The concepts of anima and animus are integral to Jungian thought—yet they remain elusive. As Carl Jung himself said, “No philosopher in his senses would invent such irrational and clumsy ideas.” Jung’s intuition, as so the case, was ahead of the knowledge available to him; his own cultural biases and ignorance of what we now know about brain function led to inadequate definitions of the terms that, a century later, are still fuel for contentious disagreement.
To help us move to a new understanding of anima and animus, cultural mythologist Jody Gentian Bower reviews the literature on the topic, from Jung to current works on LGBTQ psychology.

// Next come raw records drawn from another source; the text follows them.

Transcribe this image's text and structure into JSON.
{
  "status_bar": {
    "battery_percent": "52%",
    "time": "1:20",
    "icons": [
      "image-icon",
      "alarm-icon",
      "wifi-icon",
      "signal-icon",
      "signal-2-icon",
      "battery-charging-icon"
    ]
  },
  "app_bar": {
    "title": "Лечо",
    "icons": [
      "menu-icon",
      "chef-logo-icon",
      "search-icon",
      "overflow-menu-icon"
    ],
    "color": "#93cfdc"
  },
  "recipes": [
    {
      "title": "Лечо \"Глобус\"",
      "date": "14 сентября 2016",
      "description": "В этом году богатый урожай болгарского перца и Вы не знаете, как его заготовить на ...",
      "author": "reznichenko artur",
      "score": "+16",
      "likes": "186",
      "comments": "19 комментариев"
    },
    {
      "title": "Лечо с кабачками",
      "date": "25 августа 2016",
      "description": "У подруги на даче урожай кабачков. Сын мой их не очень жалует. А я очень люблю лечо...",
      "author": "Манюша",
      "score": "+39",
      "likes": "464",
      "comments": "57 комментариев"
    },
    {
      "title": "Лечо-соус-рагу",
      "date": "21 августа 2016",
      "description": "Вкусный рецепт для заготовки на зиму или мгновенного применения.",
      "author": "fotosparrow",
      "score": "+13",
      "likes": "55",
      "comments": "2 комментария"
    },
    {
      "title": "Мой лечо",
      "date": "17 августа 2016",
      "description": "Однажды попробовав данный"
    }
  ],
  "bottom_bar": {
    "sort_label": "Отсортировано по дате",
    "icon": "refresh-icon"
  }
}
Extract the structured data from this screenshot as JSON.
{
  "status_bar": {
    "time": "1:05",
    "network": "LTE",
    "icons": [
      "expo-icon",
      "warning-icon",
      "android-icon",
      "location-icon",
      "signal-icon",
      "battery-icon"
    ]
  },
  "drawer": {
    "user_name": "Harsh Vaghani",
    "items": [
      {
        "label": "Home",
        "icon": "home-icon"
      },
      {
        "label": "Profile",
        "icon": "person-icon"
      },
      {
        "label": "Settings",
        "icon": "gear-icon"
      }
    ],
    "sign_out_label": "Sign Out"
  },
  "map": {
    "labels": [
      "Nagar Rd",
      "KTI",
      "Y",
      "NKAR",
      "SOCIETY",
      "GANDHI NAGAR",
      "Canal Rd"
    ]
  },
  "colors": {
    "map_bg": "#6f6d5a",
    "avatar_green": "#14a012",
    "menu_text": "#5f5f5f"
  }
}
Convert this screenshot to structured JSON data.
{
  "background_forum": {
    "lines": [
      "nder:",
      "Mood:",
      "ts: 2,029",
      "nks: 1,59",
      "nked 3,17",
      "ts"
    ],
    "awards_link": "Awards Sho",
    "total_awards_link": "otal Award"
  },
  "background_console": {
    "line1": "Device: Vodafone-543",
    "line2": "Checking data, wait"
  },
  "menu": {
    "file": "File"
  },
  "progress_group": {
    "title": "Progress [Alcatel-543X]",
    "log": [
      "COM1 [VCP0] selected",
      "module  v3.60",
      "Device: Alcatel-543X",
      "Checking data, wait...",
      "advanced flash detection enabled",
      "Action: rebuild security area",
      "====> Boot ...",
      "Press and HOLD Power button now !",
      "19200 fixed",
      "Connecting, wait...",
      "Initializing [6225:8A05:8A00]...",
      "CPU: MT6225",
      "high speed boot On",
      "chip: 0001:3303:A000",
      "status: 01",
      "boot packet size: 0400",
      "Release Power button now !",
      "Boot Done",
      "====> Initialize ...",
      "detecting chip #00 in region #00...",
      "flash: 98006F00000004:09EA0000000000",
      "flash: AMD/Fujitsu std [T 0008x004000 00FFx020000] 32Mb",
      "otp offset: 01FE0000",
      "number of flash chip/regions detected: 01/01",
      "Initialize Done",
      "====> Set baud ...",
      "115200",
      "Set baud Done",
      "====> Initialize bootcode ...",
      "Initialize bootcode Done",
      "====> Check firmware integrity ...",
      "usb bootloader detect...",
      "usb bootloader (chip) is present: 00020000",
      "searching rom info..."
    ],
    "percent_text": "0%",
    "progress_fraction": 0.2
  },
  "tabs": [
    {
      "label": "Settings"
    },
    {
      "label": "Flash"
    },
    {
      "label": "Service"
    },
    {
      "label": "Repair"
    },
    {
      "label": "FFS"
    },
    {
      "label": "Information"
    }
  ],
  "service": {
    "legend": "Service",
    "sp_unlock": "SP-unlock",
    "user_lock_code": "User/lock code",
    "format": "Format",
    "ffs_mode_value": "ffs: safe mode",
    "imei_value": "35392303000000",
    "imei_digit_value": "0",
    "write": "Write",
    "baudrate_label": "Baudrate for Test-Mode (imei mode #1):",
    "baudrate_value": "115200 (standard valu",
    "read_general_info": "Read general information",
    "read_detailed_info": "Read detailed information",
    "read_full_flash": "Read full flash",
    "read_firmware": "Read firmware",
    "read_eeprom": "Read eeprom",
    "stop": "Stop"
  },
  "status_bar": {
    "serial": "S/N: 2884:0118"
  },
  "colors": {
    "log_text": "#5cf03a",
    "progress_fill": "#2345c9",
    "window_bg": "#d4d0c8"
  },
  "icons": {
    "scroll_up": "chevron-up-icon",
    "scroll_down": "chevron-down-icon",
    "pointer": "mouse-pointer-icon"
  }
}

She shows how anima and animus have been conflated not only with abstract ideas of the feminine and the masculine, respectively, but with actual femaleness and maleness. As a result, personal and cultural complexes, particularly gender-based complexes, are readily constellated whenever we try to talk about these concepts.
Dr. Bower then brings her perspective as a writer to bear. She argues that much of the confusion over these terms arises because anima and animus have been cast as characters in four quite different stories. She deconstructs these stories and the contradictory roles anima and animus are expected to play in each. Two of these functions are rightfully their territory, she argues, but the other two are not!
In her conclusion, Dr. Bower calls on the findings of neuroscience and the ideas of post-Jungian thinkers, coming full circle back to Jung’s own words to redefine anima and animus as energies available to every person, regardless of gender identity.
Jody Gentian Bower, Ph.D. was a medical/scientific editor and writer for three decades before earning her doctorate in Mythological Studies with a Depth Psychology Emphasis from Pacifica Graduate Institute in 2013. She is the author of "Jane Eyre’s Sisters: How Women Live and Write the Heroine Story" and "The Princess Powers Up: Watching the Sleeping Beauties become Warrior Goddesses." She is currently writing a collection of essays about barrenness, as well as a historical romance.
1. To gain a clearer perspective on the meaning of the terms anima and animus in Jungian thought.
2. To gain an understanding of the neuroscientific basis for the concepts of anima and animus.
3. To learn how the concepts of anima and animus can be applied in a non-gendered way for all clients, including LGBTQ clients.
Fee: $25. 2 CEUs are available for an additional $20. Go to the separate Event listing 'NASW CEUs ONLY' to purchase.